Data about app and page elements

=== Section Start ===

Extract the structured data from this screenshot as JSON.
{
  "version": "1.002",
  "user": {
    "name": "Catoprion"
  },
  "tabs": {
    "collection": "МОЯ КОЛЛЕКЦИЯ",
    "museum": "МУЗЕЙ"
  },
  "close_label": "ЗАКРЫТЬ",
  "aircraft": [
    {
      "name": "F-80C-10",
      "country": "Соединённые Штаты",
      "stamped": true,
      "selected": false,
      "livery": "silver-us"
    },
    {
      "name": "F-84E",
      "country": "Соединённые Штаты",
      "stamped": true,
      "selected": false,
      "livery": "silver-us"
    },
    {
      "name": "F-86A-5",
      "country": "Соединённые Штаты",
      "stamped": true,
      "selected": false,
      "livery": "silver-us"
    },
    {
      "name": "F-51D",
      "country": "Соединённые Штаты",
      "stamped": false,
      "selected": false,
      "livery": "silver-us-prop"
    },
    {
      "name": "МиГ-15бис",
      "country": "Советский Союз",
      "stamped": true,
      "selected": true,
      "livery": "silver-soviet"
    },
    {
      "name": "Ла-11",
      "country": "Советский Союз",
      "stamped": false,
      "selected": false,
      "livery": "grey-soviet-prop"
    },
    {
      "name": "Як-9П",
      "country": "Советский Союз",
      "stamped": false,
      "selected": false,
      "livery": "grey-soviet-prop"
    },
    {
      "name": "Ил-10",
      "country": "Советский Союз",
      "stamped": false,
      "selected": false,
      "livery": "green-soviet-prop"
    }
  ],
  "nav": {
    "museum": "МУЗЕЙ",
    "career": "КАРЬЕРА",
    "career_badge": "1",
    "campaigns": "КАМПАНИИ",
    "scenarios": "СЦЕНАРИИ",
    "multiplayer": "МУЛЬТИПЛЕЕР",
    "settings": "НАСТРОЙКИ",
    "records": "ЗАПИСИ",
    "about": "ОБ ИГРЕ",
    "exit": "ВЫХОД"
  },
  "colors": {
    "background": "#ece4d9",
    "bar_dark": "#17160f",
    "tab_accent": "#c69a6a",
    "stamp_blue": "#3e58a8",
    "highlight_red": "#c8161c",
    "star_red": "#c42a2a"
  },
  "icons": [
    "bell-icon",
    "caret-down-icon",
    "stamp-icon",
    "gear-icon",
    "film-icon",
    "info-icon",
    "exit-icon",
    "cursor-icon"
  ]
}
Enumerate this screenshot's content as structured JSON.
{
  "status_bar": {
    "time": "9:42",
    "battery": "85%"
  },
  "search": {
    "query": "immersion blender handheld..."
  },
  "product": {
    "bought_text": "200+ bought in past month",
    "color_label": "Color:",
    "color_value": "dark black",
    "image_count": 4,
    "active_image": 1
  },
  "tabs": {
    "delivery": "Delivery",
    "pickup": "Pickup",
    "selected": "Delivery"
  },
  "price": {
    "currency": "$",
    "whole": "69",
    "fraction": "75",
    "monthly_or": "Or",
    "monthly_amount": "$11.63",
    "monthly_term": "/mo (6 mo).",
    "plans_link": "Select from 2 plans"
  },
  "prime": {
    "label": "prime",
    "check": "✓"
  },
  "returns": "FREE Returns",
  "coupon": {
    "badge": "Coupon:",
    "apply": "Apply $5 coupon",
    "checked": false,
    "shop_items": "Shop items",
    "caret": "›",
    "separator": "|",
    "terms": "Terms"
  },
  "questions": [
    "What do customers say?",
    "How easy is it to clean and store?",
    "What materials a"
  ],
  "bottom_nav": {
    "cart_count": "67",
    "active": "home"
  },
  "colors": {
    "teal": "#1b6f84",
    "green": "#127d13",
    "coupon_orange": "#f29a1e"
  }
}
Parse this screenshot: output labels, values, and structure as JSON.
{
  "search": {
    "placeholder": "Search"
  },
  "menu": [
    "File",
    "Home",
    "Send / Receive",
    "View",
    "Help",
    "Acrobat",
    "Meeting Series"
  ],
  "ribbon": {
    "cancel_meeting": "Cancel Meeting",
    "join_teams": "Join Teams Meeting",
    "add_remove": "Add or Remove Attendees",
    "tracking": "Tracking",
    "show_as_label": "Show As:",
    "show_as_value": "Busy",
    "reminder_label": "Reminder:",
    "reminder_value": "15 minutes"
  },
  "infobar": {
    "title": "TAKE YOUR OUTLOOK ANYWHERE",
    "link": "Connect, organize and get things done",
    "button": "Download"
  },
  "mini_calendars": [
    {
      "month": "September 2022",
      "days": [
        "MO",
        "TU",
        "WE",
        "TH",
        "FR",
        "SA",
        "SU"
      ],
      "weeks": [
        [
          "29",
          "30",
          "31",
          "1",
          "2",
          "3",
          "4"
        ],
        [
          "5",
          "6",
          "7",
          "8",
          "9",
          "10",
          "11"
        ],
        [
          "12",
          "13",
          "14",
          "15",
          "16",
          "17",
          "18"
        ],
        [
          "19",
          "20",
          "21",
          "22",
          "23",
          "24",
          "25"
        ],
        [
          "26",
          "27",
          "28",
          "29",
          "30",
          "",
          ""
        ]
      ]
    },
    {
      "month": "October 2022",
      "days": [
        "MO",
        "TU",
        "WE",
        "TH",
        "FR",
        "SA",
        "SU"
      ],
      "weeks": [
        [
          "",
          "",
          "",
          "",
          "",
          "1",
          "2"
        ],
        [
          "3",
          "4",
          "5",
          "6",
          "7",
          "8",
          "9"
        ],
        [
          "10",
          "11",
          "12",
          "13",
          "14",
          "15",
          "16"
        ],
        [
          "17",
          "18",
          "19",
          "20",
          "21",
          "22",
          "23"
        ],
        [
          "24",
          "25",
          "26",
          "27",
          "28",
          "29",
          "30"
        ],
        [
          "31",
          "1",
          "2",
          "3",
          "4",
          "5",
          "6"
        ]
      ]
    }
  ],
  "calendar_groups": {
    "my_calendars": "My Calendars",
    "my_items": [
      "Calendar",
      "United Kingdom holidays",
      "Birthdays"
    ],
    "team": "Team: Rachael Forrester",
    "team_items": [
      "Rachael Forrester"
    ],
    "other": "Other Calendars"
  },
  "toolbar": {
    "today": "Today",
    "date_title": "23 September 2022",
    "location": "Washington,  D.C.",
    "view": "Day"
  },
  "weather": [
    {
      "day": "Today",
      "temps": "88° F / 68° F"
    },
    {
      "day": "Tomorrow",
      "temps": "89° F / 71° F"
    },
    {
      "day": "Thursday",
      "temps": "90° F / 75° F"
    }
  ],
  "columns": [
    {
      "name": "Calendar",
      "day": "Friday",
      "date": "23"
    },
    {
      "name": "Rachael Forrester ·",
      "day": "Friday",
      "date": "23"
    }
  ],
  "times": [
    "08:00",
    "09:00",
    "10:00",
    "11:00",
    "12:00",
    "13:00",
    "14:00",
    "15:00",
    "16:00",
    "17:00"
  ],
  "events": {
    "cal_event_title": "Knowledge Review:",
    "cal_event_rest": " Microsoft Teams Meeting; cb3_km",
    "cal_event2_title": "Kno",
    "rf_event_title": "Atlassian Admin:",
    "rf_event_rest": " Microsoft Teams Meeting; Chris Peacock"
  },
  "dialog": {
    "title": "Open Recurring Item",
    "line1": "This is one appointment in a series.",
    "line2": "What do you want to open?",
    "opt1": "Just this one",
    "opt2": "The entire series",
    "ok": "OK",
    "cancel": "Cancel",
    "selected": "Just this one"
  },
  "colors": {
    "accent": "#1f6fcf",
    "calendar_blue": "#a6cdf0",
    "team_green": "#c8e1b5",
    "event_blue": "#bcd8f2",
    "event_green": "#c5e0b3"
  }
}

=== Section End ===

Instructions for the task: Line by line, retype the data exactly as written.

Reply to the task:
Extract the structured data from this screenshot as JSON.
{
  "version": "1.002",
  "user": {
    "name": "Catoprion"
  },
  "tabs": {
    "collection": "МОЯ КОЛЛЕКЦИЯ",
    "museum": "МУЗЕЙ"
  },
  "close_label": "ЗАКРЫТЬ",
  "aircraft": [
    {
      "name": "F-80C-10",
      "country": "Соединённые Штаты",
      "stamped": true,
      "selected": false,
      "livery": "silver-us"
    },
    {
      "name": "F-84E",
      "country": "Соединённые Штаты",
      "stamped": true,
      "selected": false,
      "livery": "silver-us"
    },
    {
      "name": "F-86A-5",
      "country": "Соединённые Штаты",
      "stamped": true,
      "selected": false,
      "livery": "silver-us"
    },
    {
      "name": "F-51D",
      "country": "Соединённые Штаты",
      "stamped": false,
      "selected": false,
      "livery": "silver-us-prop"
    },
    {
      "name": "МиГ-15бис",
      "country": "Советский Союз",
      "stamped": true,
      "selected": true,
      "livery": "silver-soviet"
    },
    {
      "name": "Ла-11",
      "country": "Советский Союз",
      "stamped": false,
      "selected": false,
      "livery": "grey-soviet-prop"
    },
    {
      "name": "Як-9П",
      "country": "Советский Союз",
      "stamped": false,
      "selected": false,
      "livery": "grey-soviet-prop"
    },
    {
      "name": "Ил-10",
      "country": "Советский Союз",
      "stamped": false,
      "selected": false,
      "livery": "green-soviet-prop"
    }
  ],
  "nav": {
    "museum": "МУЗЕЙ",
    "career": "КАРЬЕРА",
    "career_badge": "1",
    "campaigns": "КАМПАНИИ",
    "scenarios": "СЦЕНАРИИ",
    "multiplayer": "МУЛЬТИПЛЕЕР",
    "settings": "НАСТРОЙКИ",
    "records": "ЗАПИСИ",
    "about": "ОБ ИГРЕ",
    "exit": "ВЫХОД"
  },
  "colors": {
    "background": "#ece4d9",
    "bar_dark": "#17160f",
    "tab_accent": "#c69a6a",
    "stamp_blue": "#3e58a8",
    "highlight_red": "#c8161c",
    "star_red": "#c42a2a"
  },
  "icons": [
    "bell-icon",
    "caret-down-icon",
    "stamp-icon",
    "gear-icon",
    "film-icon",
    "info-icon",
    "exit-icon",
    "cursor-icon"
  ]
}
Enumerate this screenshot's content as structured JSON.
{
  "status_bar": {
    "time": "9:42",
    "battery": "85%"
  },
  "search": {
    "query": "immersion blender handheld..."
  },
  "product": {
    "bought_text": "200+ bought in past month",
    "color_label": "Color:",
    "color_value": "dark black",
    "image_count": 4,
    "active_image": 1
  },
  "tabs": {
    "delivery": "Delivery",
    "pickup": "Pickup",
    "selected": "Delivery"
  },
  "price": {
    "currency": "$",
    "whole": "69",
    "fraction": "75",
    "monthly_or": "Or",
    "monthly_amount": "$11.63",
    "monthly_term": "/mo (6 mo).",
    "plans_link": "Select from 2 plans"
  },
  "prime": {
    "label": "prime",
    "check": "✓"
  },
  "returns": "FREE Returns",
  "coupon": {
    "badge": "Coupon:",
    "apply": "Apply $5 coupon",
    "checked": false,
    "shop_items": "Shop items",
    "caret": "›",
    "separator": "|",
    "terms": "Terms"
  },
  "questions": [
    "What do customers say?",
    "How easy is it to clean and store?",
    "What materials a"
  ],
  "bottom_nav": {
    "cart_count": "67",
    "active": "home"
  },
  "colors": {
    "teal": "#1b6f84",
    "green": "#127d13",
    "coupon_orange": "#f29a1e"
  }
}
Parse this screenshot: output labels, values, and structure as JSON.
{
  "search": {
    "placeholder": "Search"
  },
  "menu": [
    "File",
    "Home",
    "Send / Receive",
    "View",
    "Help",
    "Acrobat",
    "Meeting Series"
  ],
  "ribbon": {
    "cancel_meeting": "Cancel Meeting",
    "join_teams": "Join Teams Meeting",
    "add_remove": "Add or Remove Attendees",
    "tracking": "Tracking",
    "show_as_label": "Show As:",
    "show_as_value": "Busy",
    "reminder_label": "Reminder:",
    "reminder_value": "15 minutes"
  },
  "infobar": {
    "title": "TAKE YOUR OUTLOOK ANYWHERE",
    "link": "Connect, organize and get things done",
    "button": "Download"
  },
  "mini_calendars": [
    {
      "month": "September 2022",
      "days": [
        "MO",
        "TU",
        "WE",
        "TH",
        "FR",
        "SA",
        "SU"
      ],
      "weeks": [
        [
          "29",
          "30",
          "31",
          "1",
          "2",
          "3",
          "4"
        ],
        [
          "5",
          "6",
          "7",
          "8",
          "9",
          "10",
          "11"
        ],
        [
          "12",
          "13",
          "14",
          "15",
          "16",
          "17",
          "18"
        ],
        [
          "19",
          "20",
          "21",
          "22",
          "23",
          "24",
          "25"
        ],
        [
          "26",
          "27",
          "28",
          "29",
          "30",
          "",
          ""
        ]
      ]
    },
    {
      "month": "October 2022",
      "days": [
        "MO",
        "TU",
        "WE",
        "TH",
        "FR",
        "SA",
        "SU"
      ],
      "weeks": [
        [
          "",
          "",
          "",
          "",
          "",
          "1",
          "2"
        ],
        [
          "3",
          "4",
          "5",
          "6",
          "7",
          "8",
          "9"
        ],
        [
          "10",
          "11",
          "12",
          "13",
          "14",
          "15",
          "16"
        ],
        [
          "17",
          "18",
          "19",
          "20",
          "21",
          "22",
          "23"
        ],
        [
          "24",
          "25",
          "26",
          "27",
          "28",
          "29",
          "30"
        ],
        [
          "31",
          "1",
          "2",
          "3",
          "4",
          "5",
          "6"
        ]
      ]
    }
  ],
  "calendar_groups": {
    "my_calendars": "My Calendars",
    "my_items": [
      "Calendar",
      "United Kingdom holidays",
      "Birthdays"
    ],
    "team": "Team: Rachael Forrester",
    "team_items": [
      "Rachael Forrester"
    ],
    "other": "Other Calendars"
  },
  "toolbar": {
    "today": "Today",
    "date_title": "23 September 2022",
    "location": "Washington,  D.C.",
    "view": "Day"
  },
  "weather": [
    {
      "day": "Today",
      "temps": "88° F / 68° F"
    },
    {
      "day": "Tomorrow",
      "temps": "89° F / 71° F"
    },
    {
      "day": "Thursday",
      "temps": "90° F / 75° F"
    }
  ],
  "columns": [
    {
      "name": "Calendar",
      "day": "Friday",
      "date": "23"
    },
    {
      "name": "Rachael Forrester ·",
      "day": "Friday",
      "date": "23"
    }
  ],
  "times": [
    "08:00",
    "09:00",
    "10:00",
    "11:00",
    "12:00",
    "13:00",
    "14:00",
    "15:00",
    "16:00",
    "17:00"
  ],
  "events": {
    "cal_event_title": "Knowledge Review:",
    "cal_event_rest": " Microsoft Teams Meeting; cb3_km",
    "cal_event2_title": "Kno",
    "rf_event_title": "Atlassian Admin:",
    "rf_event_rest": " Microsoft Teams Meeting; Chris Peacock"
  },
  "dialog": {
    "title": "Open Recurring Item",
    "line1": "This is one appointment in a series.",
    "line2": "What do you want to open?",
    "opt1": "Just this one",
    "opt2": "The entire series",
    "ok": "OK",
    "cancel": "Cancel",
    "selected": "Just this one"
  },
  "colors": {
    "accent": "#1f6fcf",
    "calendar_blue": "#a6cdf0",
    "team_green": "#c8e1b5",
    "event_blue": "#bcd8f2",
    "event_green": "#c5e0b3"
  }
}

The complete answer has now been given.